taining a long series of prophecies of all the great events which were to take place in the Christian church, and calculated by the gradual accomplishment of these predictions, to afford to every succeeding age additional testimony to the divine origin of our holy religion.
II. It is presumed, that the Inspiration of the Old Testament was clearly established in the beginning of this work; and if the books of the Old Testament, which relate to the partial and temporary religion of the Jews, were written under the direction and superintendence of God himself, surely we must conclude the same thing of the books of the New Testament, which contain the religion of all mankind. But notwithstanding the strong ground upon which this conclusion rests, it may be right to bring forward more direct arguments in proof of the Inspiration of the New Testament.
The Apostles, it is to be observed, were constant attendants upon our Saviour during his ministry; and they were not only present at his public preaching, but after addressing himself to the multitudes in parables and similitudes, “when they were alone, he expounded all things to his disciples (1).”—“ And he also shewed himself
alive (1) Mark, c. 4. V. 34.
alive to the Apostles, after his passion, by many infallible proofs, being seen by them forty days, and speaking of the things pertaining to the kingdom of God (m).” But still our Saviour foresaw that these instructions, delivered to the Apostles as men, and impressed upon the human mind in the ordinary manner, would not qualify them for the great work of propagating his religion; and therefore he promised, that after his departure they should receive farther assistance of an extraordinary nature : “ It is expedient for you
that I go away; for if I
go not away,
the Comforter will not come unto you ; but if I depart, I will send him unto you (n).”—“ I will pray the Father, and he shall give you another Comforter, that he
ever, even the Spirit of Truth, whoin the world cannot receive (o).”—“ But the Comforter, which is the Holy Ghost, whom the Father will send in my name, he shall teach you all things, and bring all things to your remembrance, whatsoever I have said unto you (p).”—“How beit, when he, the Spirit of Truth, is come, he will guide you into all truth, for he shall not speak of himself, but whatsoever he shall hear, that shall he speak :- and he will shew you things to come.
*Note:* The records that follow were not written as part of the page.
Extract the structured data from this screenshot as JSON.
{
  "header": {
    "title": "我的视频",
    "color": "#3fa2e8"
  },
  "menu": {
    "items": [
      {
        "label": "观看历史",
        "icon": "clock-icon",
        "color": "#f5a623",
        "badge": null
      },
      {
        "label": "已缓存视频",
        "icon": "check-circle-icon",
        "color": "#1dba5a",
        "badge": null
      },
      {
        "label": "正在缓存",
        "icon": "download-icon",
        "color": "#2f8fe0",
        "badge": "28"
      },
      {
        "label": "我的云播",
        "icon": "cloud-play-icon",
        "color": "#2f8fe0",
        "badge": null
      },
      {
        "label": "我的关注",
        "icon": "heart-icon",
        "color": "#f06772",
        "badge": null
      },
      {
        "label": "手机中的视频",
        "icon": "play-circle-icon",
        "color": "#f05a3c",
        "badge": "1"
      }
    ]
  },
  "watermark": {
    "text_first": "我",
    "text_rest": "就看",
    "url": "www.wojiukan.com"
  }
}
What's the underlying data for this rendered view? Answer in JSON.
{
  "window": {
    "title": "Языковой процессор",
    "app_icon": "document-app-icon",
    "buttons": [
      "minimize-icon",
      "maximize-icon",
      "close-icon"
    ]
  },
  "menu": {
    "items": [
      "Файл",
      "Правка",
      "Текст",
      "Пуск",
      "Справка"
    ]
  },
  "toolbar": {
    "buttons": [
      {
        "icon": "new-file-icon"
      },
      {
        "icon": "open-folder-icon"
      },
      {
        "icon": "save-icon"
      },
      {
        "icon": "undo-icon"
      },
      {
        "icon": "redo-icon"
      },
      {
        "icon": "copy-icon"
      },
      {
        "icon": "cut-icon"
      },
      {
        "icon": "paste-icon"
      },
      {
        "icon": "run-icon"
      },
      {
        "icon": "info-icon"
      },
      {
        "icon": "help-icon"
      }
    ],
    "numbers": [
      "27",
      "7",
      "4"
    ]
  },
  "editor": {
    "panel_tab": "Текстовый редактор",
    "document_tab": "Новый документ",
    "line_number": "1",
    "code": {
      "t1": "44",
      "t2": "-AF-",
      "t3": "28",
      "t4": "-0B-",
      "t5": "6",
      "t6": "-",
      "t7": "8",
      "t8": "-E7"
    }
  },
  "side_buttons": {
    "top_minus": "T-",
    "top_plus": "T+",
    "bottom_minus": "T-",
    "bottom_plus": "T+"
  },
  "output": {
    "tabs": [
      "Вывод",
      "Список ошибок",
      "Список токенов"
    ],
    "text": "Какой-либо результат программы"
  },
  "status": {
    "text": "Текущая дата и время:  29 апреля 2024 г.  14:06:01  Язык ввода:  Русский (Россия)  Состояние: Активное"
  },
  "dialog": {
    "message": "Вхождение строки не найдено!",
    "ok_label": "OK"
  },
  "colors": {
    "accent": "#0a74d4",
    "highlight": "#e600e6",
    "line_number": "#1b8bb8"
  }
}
He shall glorify
me; (m) Acts, c. I v.3.
(n) John, c. 16. v.7. (o) John, C. 14. V. 16 & 17. (P) John, c. 14. v.26.